The book is written as a duet, skipping back and forth between the two authors as they chime in on each aspect of what it means to be a man in America in the 21st century. The list of topics is pretty much a distilled history of the life of men, as wonderful, sad and occasionally tragic as that may be. The running theme for each section is essentially a tribute to Ward Cleaver, with explanations of why he was probably the best role model for life you could hope for. (Sure, that sounds kind of corny until you actually digest what the authors are presenting.)
I couldn’t possibly cover every subject here, (and that would feed into the whole spoiler thing) but here are a few highlights you can look forward to:
- Don’t live with your parents. Yes… that mean you.
- How to be a good roommate for that transitional period until you get your own place. (If the germs in your laundry have started their own space program, you’re doing it wrong.)
- Buy a house, but don’t buy a tiny house. That’s just lame.
- It’s not just nerds that play video games, but your life has to be about much more than that. (Even though Jim reveals some of his own lameness by making Grand Theft Auto 4 references nearly two years after GTA5 came out.)
- The importance of not only getting a job, but of being fired or laid off. (A great captain is never born of calm seas.)
The book also resurrects the ancient ritual of dating (or dare I say, courting?) and teaches the importance of actually ASKING A GIRL OUT if you want to go out with her. (You’d be amazed at how much of a lost art it’s become to actually ask a girl out on an “official date” and how sad some young ladies are about this, no matter how much they want to play it cool with the millennial culture.) Much of the art of dating has been lost, but Ward Cleaver knew how to step up to the plate and impress a great girl who became a great wife and a great mother.
You’ll also be guided through the terrifying waters of marriage. This includes how to get married and, perhaps even more importantly, how to stay married.This book reminded me of precisely how stupid I was as a young man to be terrified at the thought of being “tied down” for the rest of my life, and how so many of us probably miss out on a great partner for life based on that fear. (You’ll also find out how and why Cam and his new bride wound up spending Christmas evening dining at Hooters, but I won’t spoil it further.)
All through this book the sense of humor of both these men comes through in a subtle way, but it’s mixed in nicely with a genuine sense that they’re really trying to help.
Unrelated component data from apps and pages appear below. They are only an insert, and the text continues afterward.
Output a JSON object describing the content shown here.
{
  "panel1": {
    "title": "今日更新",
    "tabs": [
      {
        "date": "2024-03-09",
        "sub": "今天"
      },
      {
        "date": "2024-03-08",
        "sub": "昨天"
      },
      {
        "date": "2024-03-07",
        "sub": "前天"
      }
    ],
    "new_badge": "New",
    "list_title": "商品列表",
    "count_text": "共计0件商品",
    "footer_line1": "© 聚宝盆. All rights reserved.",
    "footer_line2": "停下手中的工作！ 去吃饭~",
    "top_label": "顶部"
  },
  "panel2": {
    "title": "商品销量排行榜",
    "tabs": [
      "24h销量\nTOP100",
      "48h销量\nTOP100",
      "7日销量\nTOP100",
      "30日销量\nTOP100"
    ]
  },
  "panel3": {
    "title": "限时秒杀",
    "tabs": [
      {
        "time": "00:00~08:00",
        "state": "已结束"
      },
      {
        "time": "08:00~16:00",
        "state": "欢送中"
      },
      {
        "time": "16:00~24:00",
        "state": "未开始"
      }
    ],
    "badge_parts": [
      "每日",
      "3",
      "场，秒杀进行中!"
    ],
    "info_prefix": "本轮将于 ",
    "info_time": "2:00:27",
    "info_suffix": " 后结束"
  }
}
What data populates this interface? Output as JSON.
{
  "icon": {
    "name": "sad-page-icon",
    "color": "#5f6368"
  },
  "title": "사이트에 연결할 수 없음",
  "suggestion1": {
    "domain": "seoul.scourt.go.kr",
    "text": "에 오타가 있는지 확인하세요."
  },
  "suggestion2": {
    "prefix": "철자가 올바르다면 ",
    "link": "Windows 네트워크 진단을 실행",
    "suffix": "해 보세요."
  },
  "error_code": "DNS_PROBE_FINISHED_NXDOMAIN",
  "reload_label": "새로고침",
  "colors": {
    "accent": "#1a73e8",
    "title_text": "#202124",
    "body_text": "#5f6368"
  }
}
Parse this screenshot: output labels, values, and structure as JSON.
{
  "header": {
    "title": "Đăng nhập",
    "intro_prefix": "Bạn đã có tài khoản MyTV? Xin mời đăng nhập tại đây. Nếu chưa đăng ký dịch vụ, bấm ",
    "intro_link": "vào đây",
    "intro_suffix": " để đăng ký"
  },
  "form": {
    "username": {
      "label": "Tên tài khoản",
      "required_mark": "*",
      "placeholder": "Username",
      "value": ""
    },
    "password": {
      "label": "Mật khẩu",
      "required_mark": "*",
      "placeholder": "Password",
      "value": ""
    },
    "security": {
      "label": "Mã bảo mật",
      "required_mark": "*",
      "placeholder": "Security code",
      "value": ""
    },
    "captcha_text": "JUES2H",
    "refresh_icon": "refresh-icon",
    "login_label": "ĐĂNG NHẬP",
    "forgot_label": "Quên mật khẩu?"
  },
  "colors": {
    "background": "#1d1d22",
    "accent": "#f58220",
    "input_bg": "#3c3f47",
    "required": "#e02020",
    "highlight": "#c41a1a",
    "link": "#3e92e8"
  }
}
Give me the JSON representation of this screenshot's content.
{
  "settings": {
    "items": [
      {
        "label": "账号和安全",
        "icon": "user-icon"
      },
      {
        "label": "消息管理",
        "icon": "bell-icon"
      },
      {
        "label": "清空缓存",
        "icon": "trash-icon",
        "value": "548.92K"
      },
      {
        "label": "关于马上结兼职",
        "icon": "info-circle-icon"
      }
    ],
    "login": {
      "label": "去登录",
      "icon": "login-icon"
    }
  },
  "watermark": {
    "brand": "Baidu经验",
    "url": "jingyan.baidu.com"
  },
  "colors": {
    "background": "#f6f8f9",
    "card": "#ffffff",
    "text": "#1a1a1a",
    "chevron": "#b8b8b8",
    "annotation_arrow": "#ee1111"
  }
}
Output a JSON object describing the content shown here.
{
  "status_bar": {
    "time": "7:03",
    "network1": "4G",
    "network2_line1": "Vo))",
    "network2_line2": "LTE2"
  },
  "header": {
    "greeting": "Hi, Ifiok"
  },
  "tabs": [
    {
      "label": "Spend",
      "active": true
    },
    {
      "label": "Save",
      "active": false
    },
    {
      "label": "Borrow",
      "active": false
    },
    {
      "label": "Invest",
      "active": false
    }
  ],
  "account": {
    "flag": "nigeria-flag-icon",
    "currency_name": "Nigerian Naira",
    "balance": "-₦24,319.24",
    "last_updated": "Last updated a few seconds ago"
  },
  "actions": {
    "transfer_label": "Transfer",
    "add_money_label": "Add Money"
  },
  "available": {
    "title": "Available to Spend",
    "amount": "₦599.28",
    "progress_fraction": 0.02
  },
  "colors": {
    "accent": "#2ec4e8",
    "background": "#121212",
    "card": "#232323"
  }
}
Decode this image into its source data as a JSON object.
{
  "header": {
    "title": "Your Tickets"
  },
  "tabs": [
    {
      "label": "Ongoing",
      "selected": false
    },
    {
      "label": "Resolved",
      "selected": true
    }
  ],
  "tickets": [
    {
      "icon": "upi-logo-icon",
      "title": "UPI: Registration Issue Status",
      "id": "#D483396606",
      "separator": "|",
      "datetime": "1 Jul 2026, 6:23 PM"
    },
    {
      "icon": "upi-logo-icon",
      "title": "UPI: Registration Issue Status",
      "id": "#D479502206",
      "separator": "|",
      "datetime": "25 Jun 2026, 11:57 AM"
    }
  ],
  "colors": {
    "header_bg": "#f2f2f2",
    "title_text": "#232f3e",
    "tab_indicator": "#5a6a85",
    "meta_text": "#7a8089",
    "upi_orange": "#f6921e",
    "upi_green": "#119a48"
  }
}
Being a man in the classical sense is becoming an antiquated notion and society is not better for it. Well written and easy to digest either all in one go or as an occasional evening read before bed, this book is approachable for all ages and, in my opinion, enjoyable for all. As I mentioned at the start, give this as a gift for yourself or for any younger person struggling to make sense of the world.
Underneath the humor and homespun stories there’s an awful lot of truth. You’ll feel better when you finish reading it.